In March of 2020, many universities made an unprecedented decision to transition to online classes for the rest of the Spring semester. Then orientations, graduations, and summer classes were affected by COVID-19 as well. There is no doubt that this pandemic has changed higher education in a big way. In these uncertain times, students need guidance and reassurance from institutions.
As the Coronavirus pandemic continues to cause shifts in many industries, healthcare is one that is in the center of it all. Hospitals are extremely overcrowded, and primary care has taken a hit. Annual check-ups and elective surgeries are being rescheduled, and many offices have changed hours or even lost personnel. Outcomes can be detrimental if these trends continue, especially for high-need patients.
As I have watched this crisis unfold, I have been keeping a keen eye on the messaging that has been being pushed out though ads, social posts, and marketing emails (occupational hazard). Watching to see what brands have been quick to respond and which have not.
How to evaluate your marketing plan during a downturn.The difference between Price and Value is something all marketers need to know and use during our daily lives. With the current situation, its importance will only increase. As marketing professionals we are going to be doing daily battle with attacks on our budgets during these uncertain times. Now more than ever, we need to prove the value of what we do. Our co-executives may look at marketing tactics and only see price. We must show them the value.

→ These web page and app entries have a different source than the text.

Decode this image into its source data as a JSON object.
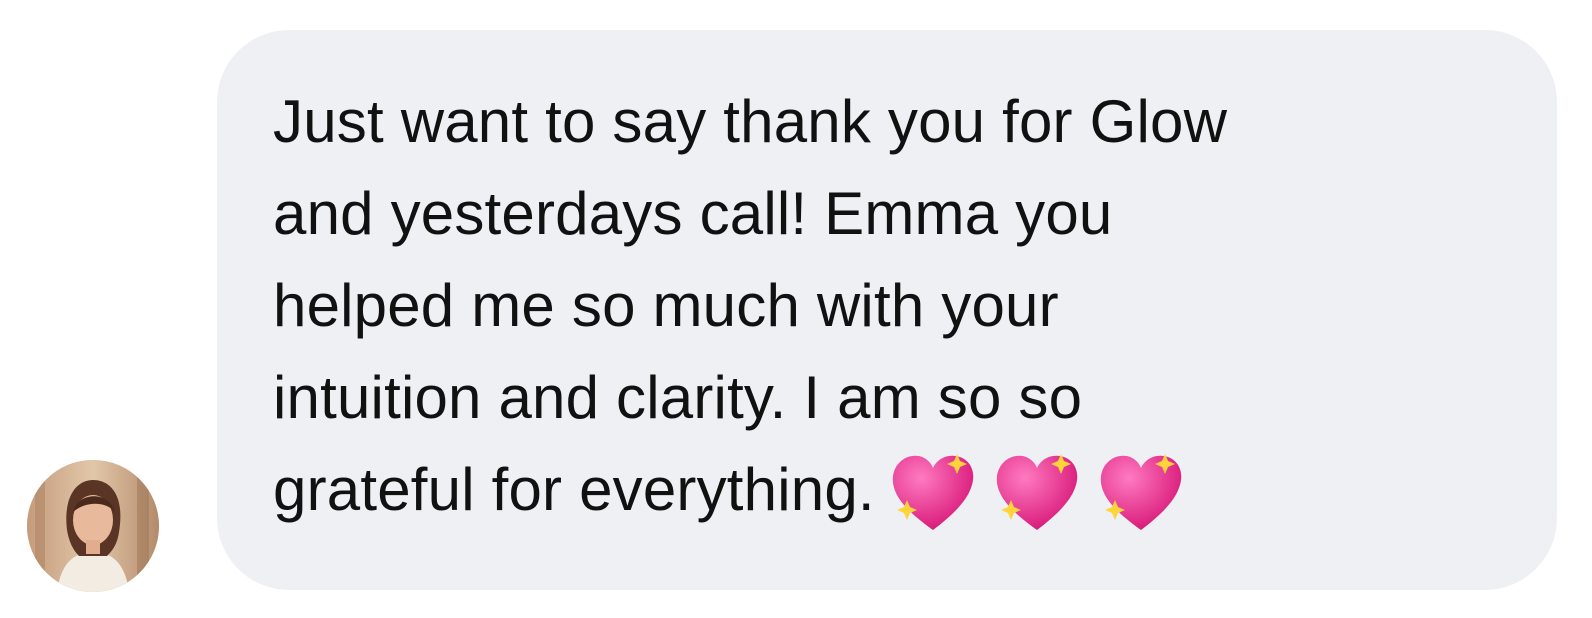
{
  "conversation": {
    "sender_avatar": {
      "icon": "profile-photo"
    },
    "message": {
      "lines": [
        "Just want to say thank you for Glow",
        "and yesterdays call! Emma you",
        "helped me so much with your",
        "intuition and clarity. I am so so",
        "grateful for everything."
      ],
      "emoji": [
        "sparkling-heart-icon",
        "sparkling-heart-icon",
        "sparkling-heart-icon"
      ],
      "bubble_color": "#eff0f4",
      "text_color": "#111111",
      "emoji_color": "#e3207f"
    }
  }
}
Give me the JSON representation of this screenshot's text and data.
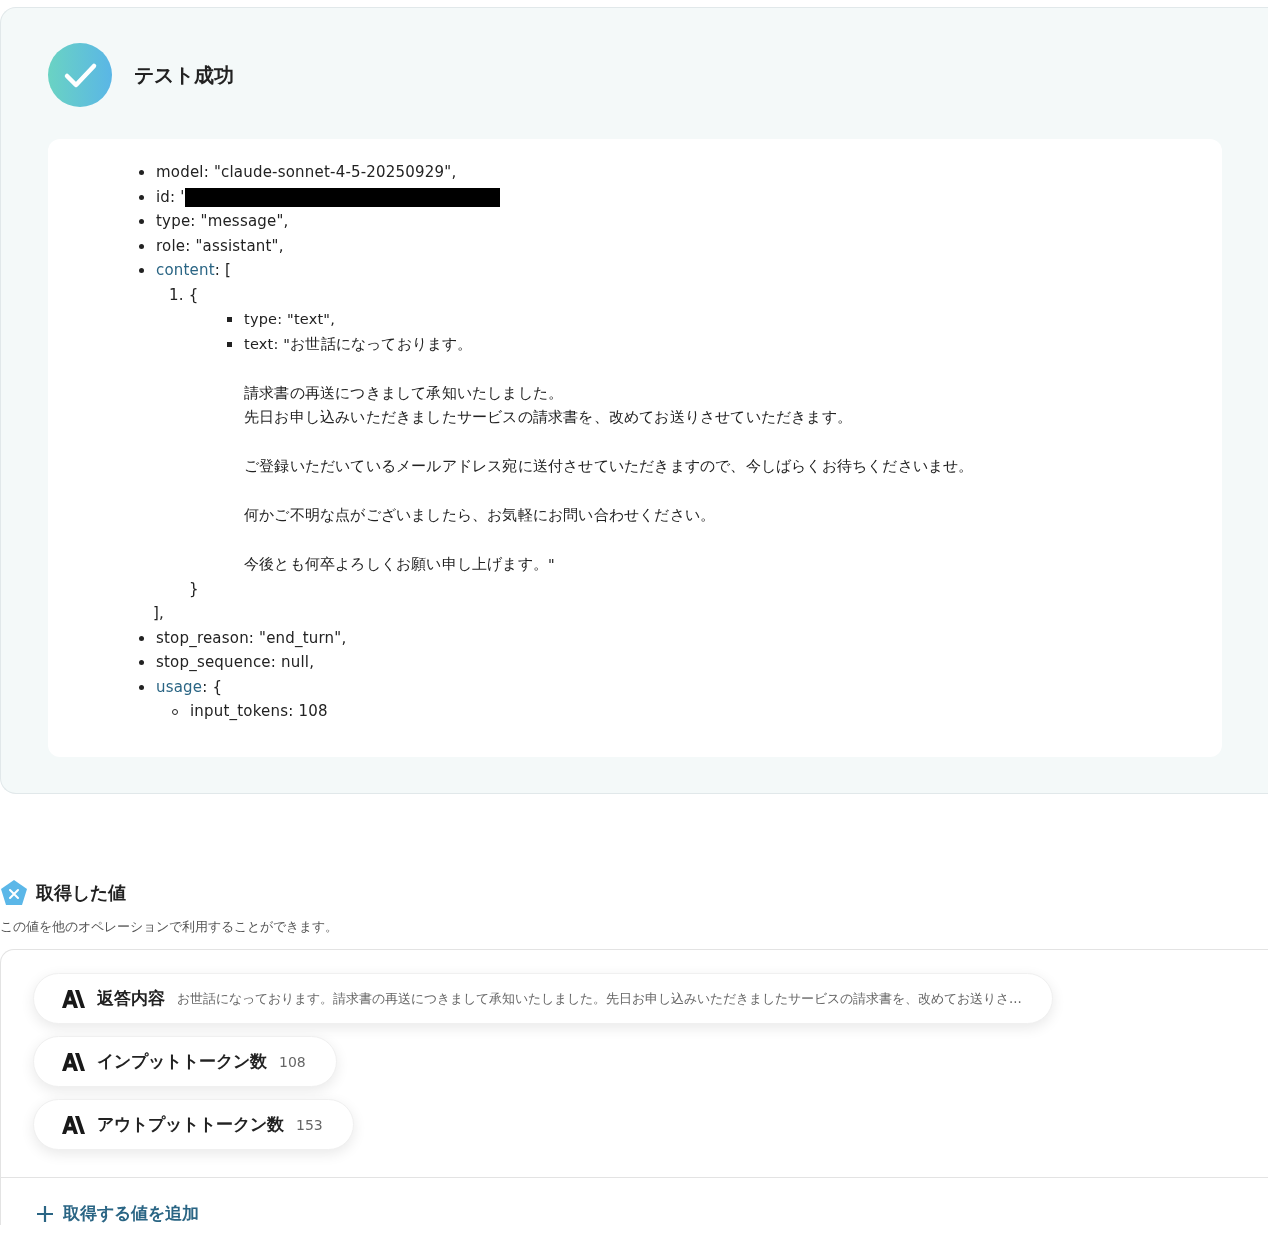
{
  "result": {
    "passed": true,
    "title": "テスト成功",
    "items": [
      {
        "kind": "field",
        "text": "model: \"claude-sonnet-4-5-20250929\","
      },
      {
        "kind": "redacted",
        "text": "id: '"
      },
      {
        "kind": "field",
        "text": "type: \"message\","
      },
      {
        "kind": "field",
        "text": "role: \"assistant\","
      },
      {
        "kind": "group",
        "key": "content",
        "open": ": [",
        "close": "],",
        "entries": [
          {
            "open": "1. {",
            "close": "}",
            "fields": [
              {
                "text": "type: \"text\","
              },
              {
                "text": "text: \"お世話になっております。",
                "paragraphs": [
                  [
                    "請求書の再送につきまして承知いたしました。",
                    "先日お申し込みいただきましたサービスの請求書を、改めてお送りさせていただきます。"
                  ],
                  [
                    "ご登録いただいているメールアドレス宛に送付させていただきますので、今しばらくお待ちくださいませ。"
                  ],
                  [
                    "何かご不明な点がございましたら、お気軽にお問い合わせください。"
                  ],
                  [
                    "今後とも何卒よろしくお願い申し上げます。\""
                  ]
                ]
              }
            ]
          }
        ]
      },
      {
        "kind": "field",
        "text": "stop_reason: \"end_turn\","
      },
      {
        "kind": "field",
        "text": "stop_sequence: null,"
      },
      {
        "kind": "object",
        "key": "usage",
        "open": ": {",
        "fields": [
          {
            "text": "input_tokens: 108"
          }
        ]
      }
    ]
  },
  "values": {
    "title": "取得した値",
    "description": "この値を他のオペレーションで利用することができます。",
    "items": [
      {
        "label": "返答内容",
        "value": "お世話になっております。請求書の再送につきまして承知いたしました。先日お申し込みいただきましたサービスの請求書を、改めてお送りさ..."
      },
      {
        "label": "インプットトークン数",
        "value": "108"
      },
      {
        "label": "アウトプットトークン数",
        "value": "153"
      }
    ],
    "add_button": "取得する値を追加"
  }
}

You may have already had the “Cut Back” not “Cut Off” conversation regarding marketing. Assuming it went well and your company has not decided to go completely dark during this unprecedented downturn, you may be considering “What next?” How do I best determine what to cut back on, what to completely stop, and where to pivot budget into? Let Value be your guide.
Most established organizations recognize the importance of marketing and the effect it has on sales, customer growth and retention, brand awareness, legitimacy ... the list goes on and on. The problem is that effective marketing is not something that is "one and done." It takes time. Time for research, planning, strategy, execution, follow up and time to start all over again in today's ever-changing business environment.
The state of marketing is in constant and rapid flux. There are now more places than ever to spend marketing dollars and the pressure to create campaigns and content to use across all these channels is a real thing. That’s why everyone now talks about “integrated marketing”.
Just a few years ago, brand activation was a phrase most of us had never heard. But as the era of “engagement” dawned in marketing, brand activation became an essential part of any professional’s toolkit.
The equation was simple: replace impressions with experiences to create a stronger relationship and deeper loyalty between the consumer and the brand. In its truest sense, brand activation is the art of driving consumer action through brand interaction. The key aim of brand activation marketing campaigns is to get consumers to act. It’s about bringing brands to life via experiences and forming long-term emotional connections.
If you are a nonprofit organization, here are three important marketing trends you should include in your 2019 planning.
1. The Revival of Email
As the reach on social media channels like Facebook declines through stricter algorithms and policies, nonprofits should ramp up email communications. By 2021, 7.7 billion email accounts are expected worldwide. Smartphone users check emails 81% of the time on their device. And with 59% of email opens occurring on mobile, you need to ensure any landing page click thru’s are mobile optimized as well.
Google has always seen itself as more than a search bar. In fact, if you saw the news last week, Google is committing itself to the healthcare space from a variety of angles.
Google announced last Friday that Geisinger Health CEO David Feinberg has been hired to head up their healthcare initiatives. Feinberg will work to coordinate Google’s move into the $3 trillion healthcare market across many groups including Google Brain (the artificial intelligence team), Nest home automation group and Google Fit wearables team.